A recent review of scientific studies showed that people who ate a 1-ounce serving of nuts on five or more days of the week had a reduced risk of heart disease compared with people who consumed no nuts (British Journal of Nutrition, 2006). The nuts in the study were those commonly eaten in the United States – almonds, hazelnuts, cashews, pecans, pistachios, walnuts and peanuts. On average, these nuts contain mostly monounsaturated fat (59 percent), some polyunsaturated fat (27 percent) and just a little saturated fat (14 percent). Unsaturated fats are the healthy fats that help lower cholesterol levels in the blood and improve overall health. Health benefits especially were associated with walnuts and almonds. In numerous studies, when walnuts or almonds were substituted for other fats in the diet, participants’ LDL cholesterol (the bad kind) and total cholesterol levels dropped, and some showed a rise in HDL cholesterol (the good kind).

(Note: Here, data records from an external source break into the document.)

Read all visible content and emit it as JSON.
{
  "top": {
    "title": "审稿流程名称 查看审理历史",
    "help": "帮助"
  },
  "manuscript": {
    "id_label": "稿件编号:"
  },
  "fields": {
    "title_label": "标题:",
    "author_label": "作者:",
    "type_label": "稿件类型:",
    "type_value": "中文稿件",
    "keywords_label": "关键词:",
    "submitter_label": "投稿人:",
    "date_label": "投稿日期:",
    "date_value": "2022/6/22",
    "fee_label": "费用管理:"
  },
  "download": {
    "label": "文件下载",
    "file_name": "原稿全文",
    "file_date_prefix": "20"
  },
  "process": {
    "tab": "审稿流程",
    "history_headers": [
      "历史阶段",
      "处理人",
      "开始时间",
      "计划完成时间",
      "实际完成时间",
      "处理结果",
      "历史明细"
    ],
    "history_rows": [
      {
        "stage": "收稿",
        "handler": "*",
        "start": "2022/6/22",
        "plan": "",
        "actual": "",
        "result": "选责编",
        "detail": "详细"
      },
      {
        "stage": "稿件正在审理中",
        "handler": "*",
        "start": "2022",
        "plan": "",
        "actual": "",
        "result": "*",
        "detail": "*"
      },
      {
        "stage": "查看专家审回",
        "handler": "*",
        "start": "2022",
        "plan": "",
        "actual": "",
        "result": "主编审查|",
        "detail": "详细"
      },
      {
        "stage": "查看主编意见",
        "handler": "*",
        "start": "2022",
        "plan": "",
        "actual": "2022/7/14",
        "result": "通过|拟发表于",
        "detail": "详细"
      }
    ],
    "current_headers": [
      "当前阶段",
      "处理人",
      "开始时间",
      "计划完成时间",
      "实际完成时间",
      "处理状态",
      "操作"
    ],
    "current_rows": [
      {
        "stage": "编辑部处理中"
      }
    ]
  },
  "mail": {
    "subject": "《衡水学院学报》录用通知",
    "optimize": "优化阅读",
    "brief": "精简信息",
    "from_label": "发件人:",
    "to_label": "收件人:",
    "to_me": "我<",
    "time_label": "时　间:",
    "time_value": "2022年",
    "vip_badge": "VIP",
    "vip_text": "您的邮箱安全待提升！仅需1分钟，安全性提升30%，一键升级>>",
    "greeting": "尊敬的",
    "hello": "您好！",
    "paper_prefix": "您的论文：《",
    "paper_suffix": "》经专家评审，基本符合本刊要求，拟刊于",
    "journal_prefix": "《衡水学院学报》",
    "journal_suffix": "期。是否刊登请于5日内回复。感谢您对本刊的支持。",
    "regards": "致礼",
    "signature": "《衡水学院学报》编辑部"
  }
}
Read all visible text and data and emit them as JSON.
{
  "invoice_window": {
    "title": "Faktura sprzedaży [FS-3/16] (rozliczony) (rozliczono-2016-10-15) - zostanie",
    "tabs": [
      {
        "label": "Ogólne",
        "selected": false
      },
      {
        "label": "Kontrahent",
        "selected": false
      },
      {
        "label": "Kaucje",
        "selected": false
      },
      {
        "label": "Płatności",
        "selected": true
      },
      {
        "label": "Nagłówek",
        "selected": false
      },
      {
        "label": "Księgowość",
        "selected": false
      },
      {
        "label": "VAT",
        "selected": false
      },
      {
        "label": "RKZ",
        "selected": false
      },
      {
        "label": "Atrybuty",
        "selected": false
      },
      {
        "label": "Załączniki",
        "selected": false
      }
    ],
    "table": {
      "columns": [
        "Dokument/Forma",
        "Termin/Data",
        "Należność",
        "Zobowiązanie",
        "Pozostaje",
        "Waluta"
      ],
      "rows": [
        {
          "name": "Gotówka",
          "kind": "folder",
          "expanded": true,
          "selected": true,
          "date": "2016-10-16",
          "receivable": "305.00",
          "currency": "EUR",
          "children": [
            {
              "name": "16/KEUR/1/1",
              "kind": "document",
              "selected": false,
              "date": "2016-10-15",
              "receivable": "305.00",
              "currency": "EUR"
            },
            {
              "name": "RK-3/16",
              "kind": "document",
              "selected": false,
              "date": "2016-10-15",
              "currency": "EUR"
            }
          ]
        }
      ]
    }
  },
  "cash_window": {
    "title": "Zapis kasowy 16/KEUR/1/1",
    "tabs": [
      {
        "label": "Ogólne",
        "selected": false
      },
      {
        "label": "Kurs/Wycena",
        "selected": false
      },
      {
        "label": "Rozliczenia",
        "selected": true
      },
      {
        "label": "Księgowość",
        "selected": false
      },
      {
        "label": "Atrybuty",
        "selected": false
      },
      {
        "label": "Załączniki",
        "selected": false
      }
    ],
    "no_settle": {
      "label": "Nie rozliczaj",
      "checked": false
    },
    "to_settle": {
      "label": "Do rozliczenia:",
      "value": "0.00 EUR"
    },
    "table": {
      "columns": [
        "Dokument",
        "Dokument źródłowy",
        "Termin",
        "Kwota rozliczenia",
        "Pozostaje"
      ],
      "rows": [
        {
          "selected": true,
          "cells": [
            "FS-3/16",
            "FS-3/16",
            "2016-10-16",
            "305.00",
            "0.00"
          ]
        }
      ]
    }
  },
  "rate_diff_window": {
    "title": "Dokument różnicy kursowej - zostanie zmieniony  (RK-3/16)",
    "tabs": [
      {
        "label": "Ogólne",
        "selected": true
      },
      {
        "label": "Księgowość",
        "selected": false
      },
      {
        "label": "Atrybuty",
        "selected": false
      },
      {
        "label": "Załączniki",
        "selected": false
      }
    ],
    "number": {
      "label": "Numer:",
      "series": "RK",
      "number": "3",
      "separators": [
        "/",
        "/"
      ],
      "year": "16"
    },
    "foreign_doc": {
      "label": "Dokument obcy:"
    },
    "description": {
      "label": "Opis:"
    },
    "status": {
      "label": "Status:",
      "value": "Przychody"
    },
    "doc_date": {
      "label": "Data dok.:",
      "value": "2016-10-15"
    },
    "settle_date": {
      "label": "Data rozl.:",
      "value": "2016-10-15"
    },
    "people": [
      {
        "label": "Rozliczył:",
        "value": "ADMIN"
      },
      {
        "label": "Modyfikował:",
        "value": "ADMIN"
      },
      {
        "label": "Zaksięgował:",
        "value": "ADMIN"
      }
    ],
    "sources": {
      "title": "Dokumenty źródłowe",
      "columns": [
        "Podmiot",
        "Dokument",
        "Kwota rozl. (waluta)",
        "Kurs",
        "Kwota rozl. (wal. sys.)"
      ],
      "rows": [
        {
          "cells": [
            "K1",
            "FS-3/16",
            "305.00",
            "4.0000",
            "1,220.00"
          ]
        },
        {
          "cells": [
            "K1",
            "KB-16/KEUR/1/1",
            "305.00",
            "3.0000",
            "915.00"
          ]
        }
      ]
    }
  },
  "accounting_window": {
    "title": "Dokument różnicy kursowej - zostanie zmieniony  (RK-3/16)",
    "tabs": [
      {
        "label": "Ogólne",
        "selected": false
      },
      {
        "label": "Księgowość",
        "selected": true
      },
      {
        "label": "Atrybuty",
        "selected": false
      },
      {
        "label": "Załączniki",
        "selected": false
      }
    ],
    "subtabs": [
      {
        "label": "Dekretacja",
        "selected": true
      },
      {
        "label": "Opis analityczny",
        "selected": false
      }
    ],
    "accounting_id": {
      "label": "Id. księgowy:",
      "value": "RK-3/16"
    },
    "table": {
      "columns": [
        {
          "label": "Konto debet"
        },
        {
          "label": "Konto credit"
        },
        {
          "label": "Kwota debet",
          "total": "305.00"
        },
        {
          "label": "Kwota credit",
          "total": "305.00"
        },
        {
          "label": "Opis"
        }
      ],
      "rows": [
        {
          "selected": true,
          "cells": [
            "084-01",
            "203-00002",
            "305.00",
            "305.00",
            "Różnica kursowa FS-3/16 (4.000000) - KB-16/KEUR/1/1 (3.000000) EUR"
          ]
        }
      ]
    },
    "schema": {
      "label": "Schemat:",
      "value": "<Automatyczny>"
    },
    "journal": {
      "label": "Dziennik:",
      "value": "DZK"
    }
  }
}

People who eat nuts tend to be leaner and more active than people who do not eat nuts. There is some preliminary evidence from studies that eating nuts regularly may lower triglycerides (fat in the blood), raise HDL cholesterol, reduce inflammation and relax artery linings. Nuts may protect against heart disease and other chronic diseases by providing fiber, vegetable protein and the antioxidant vitamin E, as well as other phytochemicals that act as antioxidants. Antioxidants clear out the free radicals and other damaging substances that are by-products of our metabolism of food.
The recommended amount of nuts to include in your daily diet is about 1½ servings, or a quarter cup. This will add 250 calories to your daily intake, so make sure you compensate by eating less of something else. The type of nut you choose doesn’t seem to matter, but limit the amount of macadamias and Brazil nuts because they have a higher ratio of saturated fat to polyunsaturated fat. Try to choose raw or roasted nuts with little or no salt added. Roasting nuts in oil doesn’t appear to change the calories or the amount of saturated fat in them, so roasted either with or without oil is fine. Portion control is key – don’t buy a large tub of nuts if you can’t stop at a quarter cup. Or place premeasured nuts in a bowl for a snack. Be careful with nut mixes, as many have added ingredients that increase the calories, sugar and salt content.
Nut butters, including peanut, almond and cashew butters, haven’t been studied to measure if they impart the same health benefits as whole nuts. Plus, many add in other ingredients and unhealthy hydrogenated oils, so read the label before you buy.
One of the cheapest and easiest ways to eat nuts is to buy them raw from the bulk section of the grocery store and dry roast them at home. Preheat your oven to 425 degrees, set raw nuts on baking sheet (you also can lightly coat the nuts with vegetable oil and add a small amount of salt) and roast for 5 to 10 minutes. Be careful not to over roast, as nuts keep cooking after you take them out of the oven because of their high fat content. They should be fragrant and lightly brown when done.
jeanine@swcommunity foundation.org. Jeanine Justice has 20 years of experience in nutrition. She is the coordinator for Healthy Lifestyle La Plata Coalition.